Compare what we thus know about Furtwängler’s opinion of Mahler with that 107-CD collection, Wilhelm Furtwängler: The Legacy, which includes six CDs, one for each of Bruckner’s fourth, fifth, sixth (but only in excerpts), seventh, eighth, and ninth symphonies. I remember the ninth, because it was in the Deutsche Grammophon vinyl collection through which I first came to appreciate Furtwängler; but I had no idea that he had recorded so much of the man, particular in comparison with how little he had recorded of Mahler. Now, as I approach these recordings, I find myself thinking about how little Bruckner I have heard in performance. The fact is that I have only heard Bruckner performed by the San Francisco Symphony (which Michael Tilson Thomas has fashioned into a world-class champion of Mahler) and only on two occasions in Davies Symphony Hall. One was in February of 2010 during one of Herbert Blomstedt’s annual returns as Conductor Laureate, when he performed the sixth symphony in A major. The other was about a year earlier, when Kurt Masur was making one of his periodic return visits to the San Francisco Symphony and chose to couple Sofia Gubaidulina’s “The Light of the End” with Bruckner’s fourth.

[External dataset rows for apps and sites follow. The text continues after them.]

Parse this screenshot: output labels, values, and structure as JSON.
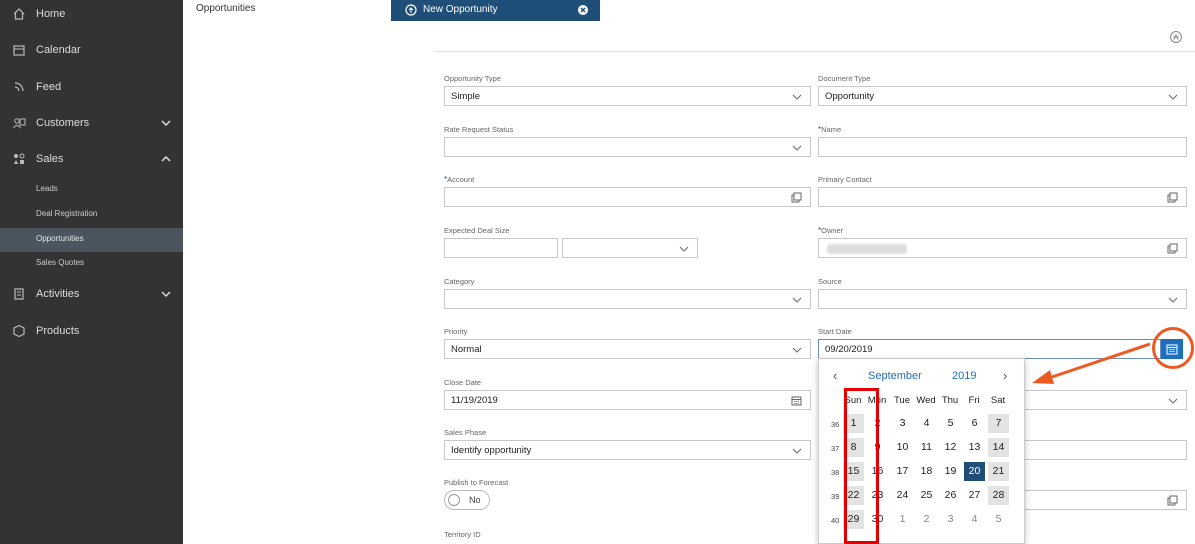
{
  "sidebar": {
    "items": [
      {
        "label": "Home",
        "icon": "home-icon"
      },
      {
        "label": "Calendar",
        "icon": "calendar-icon"
      },
      {
        "label": "Feed",
        "icon": "feed-icon"
      },
      {
        "label": "Customers",
        "icon": "customers-icon"
      },
      {
        "label": "Sales",
        "icon": "sales-icon"
      },
      {
        "label": "Activities",
        "icon": "activities-icon"
      },
      {
        "label": "Products",
        "icon": "products-icon"
      }
    ],
    "sales_sub": [
      {
        "label": "Leads"
      },
      {
        "label": "Deal Registration"
      },
      {
        "label": "Opportunities"
      },
      {
        "label": "Sales Quotes"
      }
    ]
  },
  "tabs": {
    "opportunities": "Opportunities",
    "new_opportunity": "New Opportunity"
  },
  "form": {
    "opportunity_type": {
      "label": "Opportunity Type",
      "value": "Simple"
    },
    "document_type": {
      "label": "Document Type",
      "value": "Opportunity"
    },
    "rate_request_status": {
      "label": "Rate Request Status",
      "value": ""
    },
    "name": {
      "label": "Name",
      "value": ""
    },
    "account": {
      "label": "Account",
      "value": ""
    },
    "primary_contact": {
      "label": "Primary Contact",
      "value": ""
    },
    "expected_deal_size": {
      "label": "Expected Deal Size",
      "value": ""
    },
    "owner": {
      "label": "Owner",
      "value": ""
    },
    "category": {
      "label": "Category",
      "value": ""
    },
    "source": {
      "label": "Source",
      "value": ""
    },
    "priority": {
      "label": "Priority",
      "value": "Normal"
    },
    "start_date": {
      "label": "Start Date",
      "value": "09/20/2019"
    },
    "close_date": {
      "label": "Close Date",
      "value": "11/19/2019"
    },
    "sales_phase": {
      "label": "Sales Phase",
      "value": "Identify opportunity"
    },
    "publish_to_forecast": {
      "label": "Publish to Forecast",
      "value": "No"
    },
    "territory_id": {
      "label": "Territory ID",
      "value": ""
    },
    "required_mark": "*"
  },
  "datepicker": {
    "month": "September",
    "year": "2019",
    "prev": "‹",
    "next": "›",
    "weekdays": [
      "Sun",
      "Mon",
      "Tue",
      "Wed",
      "Thu",
      "Fri",
      "Sat"
    ],
    "weeks": [
      {
        "num": "36",
        "days": [
          "1",
          "2",
          "3",
          "4",
          "5",
          "6",
          "7"
        ]
      },
      {
        "num": "37",
        "days": [
          "8",
          "9",
          "10",
          "11",
          "12",
          "13",
          "14"
        ]
      },
      {
        "num": "38",
        "days": [
          "15",
          "16",
          "17",
          "18",
          "19",
          "20",
          "21"
        ]
      },
      {
        "num": "39",
        "days": [
          "22",
          "23",
          "24",
          "25",
          "26",
          "27",
          "28"
        ]
      },
      {
        "num": "40",
        "days": [
          "29",
          "30",
          "1",
          "2",
          "3",
          "4",
          "5"
        ]
      }
    ],
    "selected_day": "20"
  },
  "colors": {
    "sidebar_bg": "#333333",
    "tab_active": "#1f4e79",
    "accent_blue": "#1f6fbf",
    "highlight_red": "#e40000",
    "annotation_orange": "#ec5a22"
  }
}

Does Bruckner deserve a better shake? He certainly gets one from Furtwängler, and Masur and Blomstedt seem to have had no trouble passing on that torch. I also find de La Grange’s grounds to criticism to be a bit amusing, at least in the context of my own listening habits and the opportunities to cultivate those habits. The fact is that, when I think about spirituality among composers, my first thoughts turn almost immediately to the intense Catholic faith of Olivier Messiaen. In the context of de La Grange’s remark, I immediately recognize that France is as much west of the Rhine as we are, even if it is a bit closer! Admittedly, Messiaen may also run a bit short of champions; but there seems to be more of a tendency to embrace his spirituality, probably because of the ways in which it is coupled to his modernism, while Bruckner is better remembered for that supportive personality that de La Grange cites. This is probably an unfair perspective, but public preferences are rarely grounded in factors that can be traced back to listening experiences.